GRAND RAPIDS, Mich. (WOOD) — The recent storms have led to more wild animals being injured from high winds.
The Wildlife Rehab Center in Grand Rapids is working to help provide care with the goal of releasing the animals back into the wild.
Allyson Swanson, a licensed rehabilitator at the center, says they see an increase in demand for their services the day after a severe storm.
“We have been averaging about 60 calls a day and just, on average, half of them need to be animals that come in,” Swanson said. “When there’s bigger storms with higher winds, we see a lot more baby birds falling out of nests, baby squirrels falling out of nests.”
The Wildlife Rehab Center has been serving Grand Rapids and the surrounding community for more than 30 years, relying off donations and a team of more than 60 volunteers.
If you see an injured wild animal, the center says do not feed it because each has a unique diet and feeding it the wrong food can cause harm. They suggest calling their organization or another licensed wildlife rehabilitation center.
“Reaching out is best. Googling is not the best option, you will find a lot of wrong information on Google,” Swanson said.
The center has a variety of licenses to be able to care for these animals from the U.S. Fish and Wildlife Services and the Michigan Department of Natural Resources.
Recovery can take many weeks, some animals may never be able to be rehabilitated and will have to be euthanized by a vet, according to Executive Director Peg Markle.
“Sometimes, there’s a lot of tears with it, but our main objective is to get them better whether they’re injured, whether they’re sick, whether they’re babies and back in the wild,” Markle said.
Some baby animals must be fed every hour. The care for the animals can also be expensive with surgeries or other procedures.

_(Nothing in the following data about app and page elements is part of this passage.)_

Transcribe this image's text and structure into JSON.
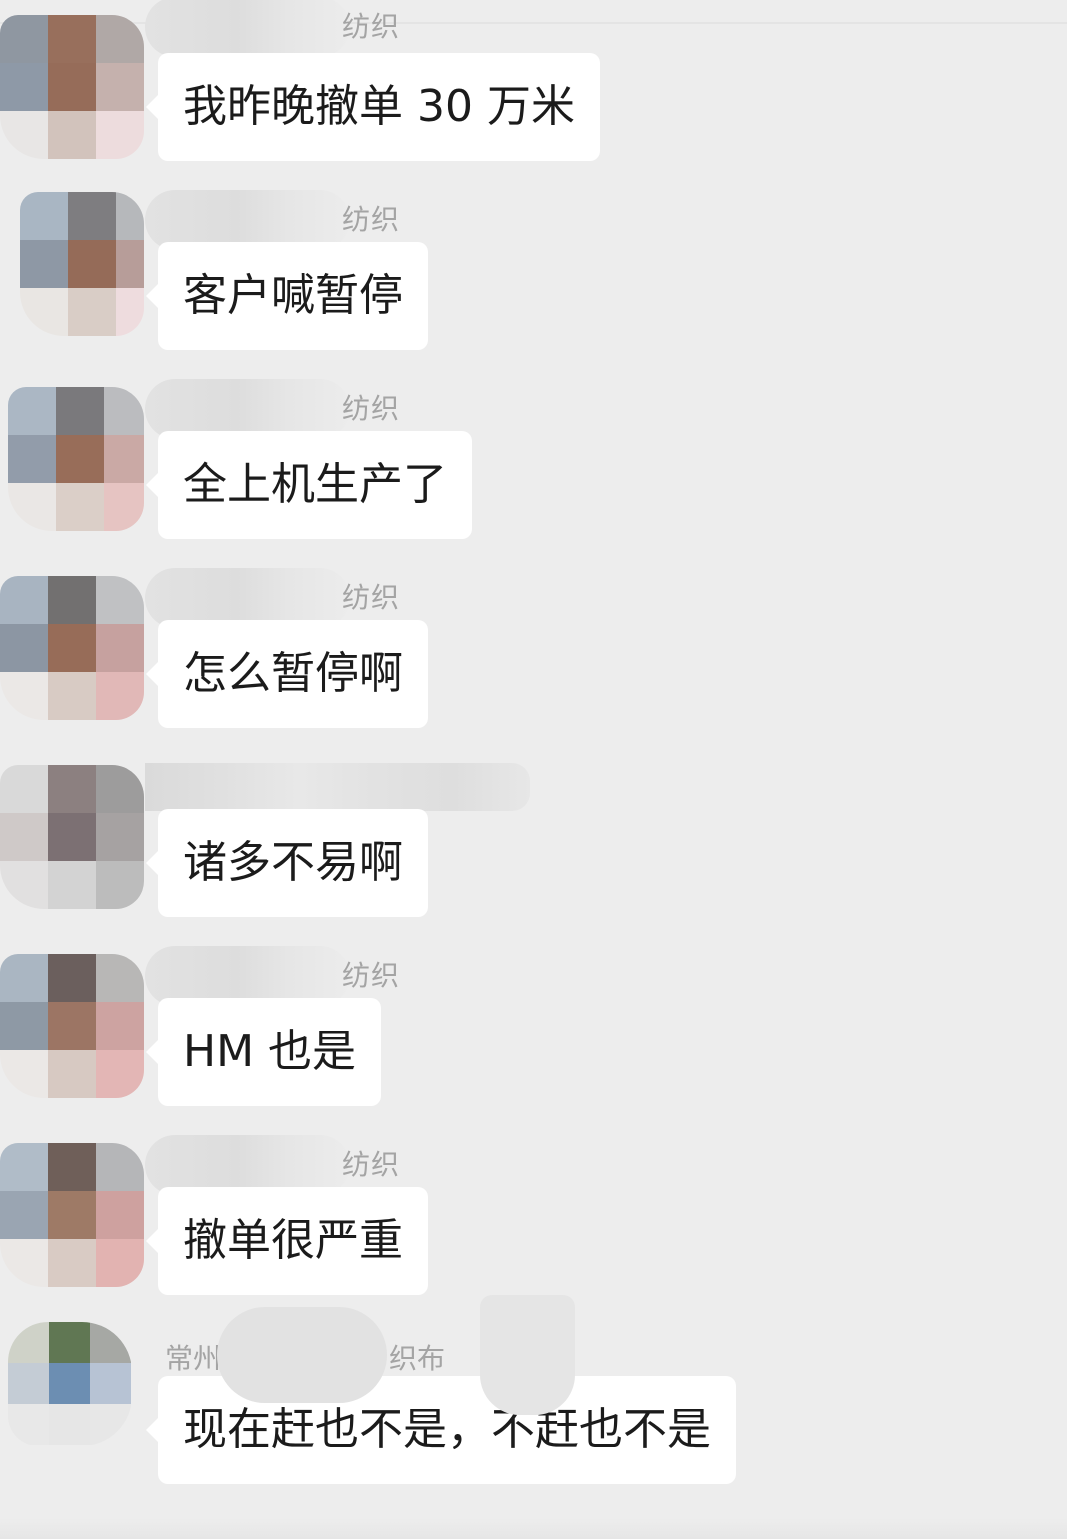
{
  "chat": {
    "messages": [
      {
        "sender_suffix": "纺织",
        "text": "我昨晚撤单 30 万米",
        "avatar": [
          "#8f97a2",
          "#9a6f5b",
          "#b0a8a6",
          "#8d99a8",
          "#986c58",
          "#c6b1ad",
          "#e8e6e5",
          "#d3c3bb",
          "#eedcdd"
        ]
      },
      {
        "sender_suffix": "纺织",
        "text": "客户喊暂停",
        "avatar": [
          "#a8b6c4",
          "#7e7d80",
          "#b6b8bb",
          "#8e98a6",
          "#976b57",
          "#b89d98",
          "#e9e6e3",
          "#dacdc6",
          "#efdcde"
        ]
      },
      {
        "sender_suffix": "纺织",
        "text": "全上机生产了",
        "avatar": [
          "#aab7c5",
          "#7a797c",
          "#bbbcbf",
          "#929cab",
          "#9a6d58",
          "#cba9a4",
          "#eae7e5",
          "#dccfc8",
          "#e7c4c2"
        ]
      },
      {
        "sender_suffix": "纺织",
        "text": "怎么暂停啊",
        "avatar": [
          "#a7b4c2",
          "#727070",
          "#c0c1c3",
          "#8c96a4",
          "#996c57",
          "#c8a19e",
          "#ebe8e6",
          "#d9cbc3",
          "#e3b8b6"
        ]
      },
      {
        "sender_suffix": "",
        "text": "诸多不易啊",
        "avatar": [
          "#d9d9d9",
          "#8c8080",
          "#9d9c9c",
          "#cfc9c8",
          "#7c7073",
          "#a6a2a2",
          "#e1e0e0",
          "#d3d3d3",
          "#bcbcbc"
        ]
      },
      {
        "sender_suffix": "纺织",
        "text": "HM 也是",
        "avatar": [
          "#a9b6c3",
          "#6b5f5d",
          "#b8b7b6",
          "#8e99a6",
          "#9e7563",
          "#cfa3a0",
          "#ebe8e6",
          "#d8c9c2",
          "#e5b6b4"
        ]
      },
      {
        "sender_suffix": "纺织",
        "text": "撤单很严重",
        "avatar": [
          "#afbcc9",
          "#705f58",
          "#b5b6b8",
          "#9aa5b3",
          "#a07a65",
          "#d0a19e",
          "#ebe8e6",
          "#dacbc4",
          "#e4b2b0"
        ]
      }
    ],
    "last_message": {
      "sender_prefix": "常州",
      "sender_suffix": "织布",
      "text": "现在赶也不是，不赶也不是",
      "avatar": [
        "#cfd2c8",
        "#5f7751",
        "#a6a8a4",
        "#c4ccd6",
        "#6a8eb4",
        "#b6c3d5",
        "#e8e8e8",
        "#e6e6e6",
        "#e7e7e7"
      ]
    }
  }
}
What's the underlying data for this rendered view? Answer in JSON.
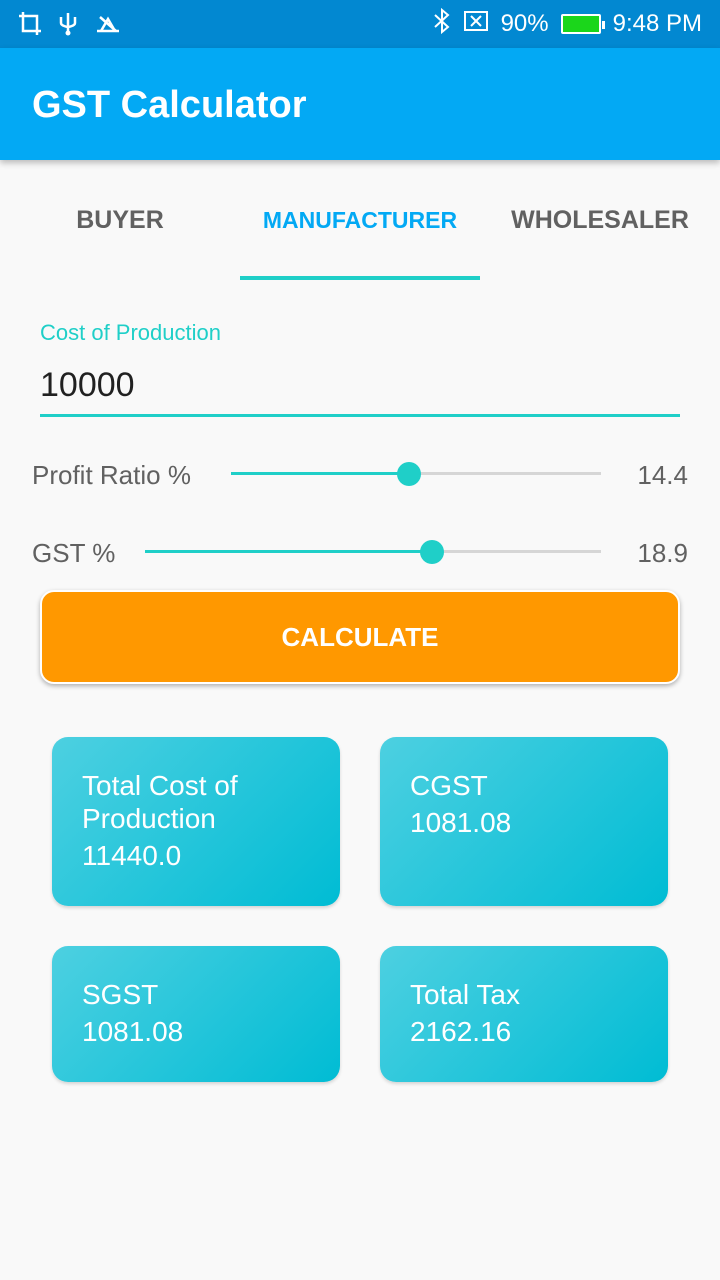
{
  "status_bar": {
    "battery": "90%",
    "time": "9:48 PM",
    "icons": [
      "crop-icon",
      "usb-icon",
      "usb-debug-icon",
      "bluetooth-icon",
      "no-sim-icon",
      "battery-icon"
    ]
  },
  "app_bar": {
    "title": "GST Calculator"
  },
  "tabs": [
    {
      "label": "BUYER"
    },
    {
      "label": "MANUFACTURER"
    },
    {
      "label": "WHOLESALER"
    }
  ],
  "active_tab": "MANUFACTURER",
  "cost_field": {
    "label": "Cost of Production",
    "value": "10000"
  },
  "profit_slider": {
    "label": "Profit Ratio %",
    "value": "14.4",
    "fraction": 0.48
  },
  "gst_slider": {
    "label": "GST %",
    "value": "18.9",
    "fraction": 0.63
  },
  "calculate_button": {
    "label": "CALCULATE"
  },
  "results": [
    {
      "label": "Total Cost of Production",
      "value": "11440.0"
    },
    {
      "label": "CGST",
      "value": "1081.08"
    },
    {
      "label": "SGST",
      "value": "1081.08"
    },
    {
      "label": "Total Tax",
      "value": "2162.16"
    }
  ],
  "colors": {
    "status_bar": "#0288d1",
    "app_bar": "#03a9f4",
    "accent": "#1fcfc8",
    "button": "#ff9800",
    "card": "#26c6da"
  }
}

The center provides treatment to about 3,500 animals a year.
“Finally seeing them fly away, swim away, whatever is natural for them is definitely rewarding and worth it,” Markle said.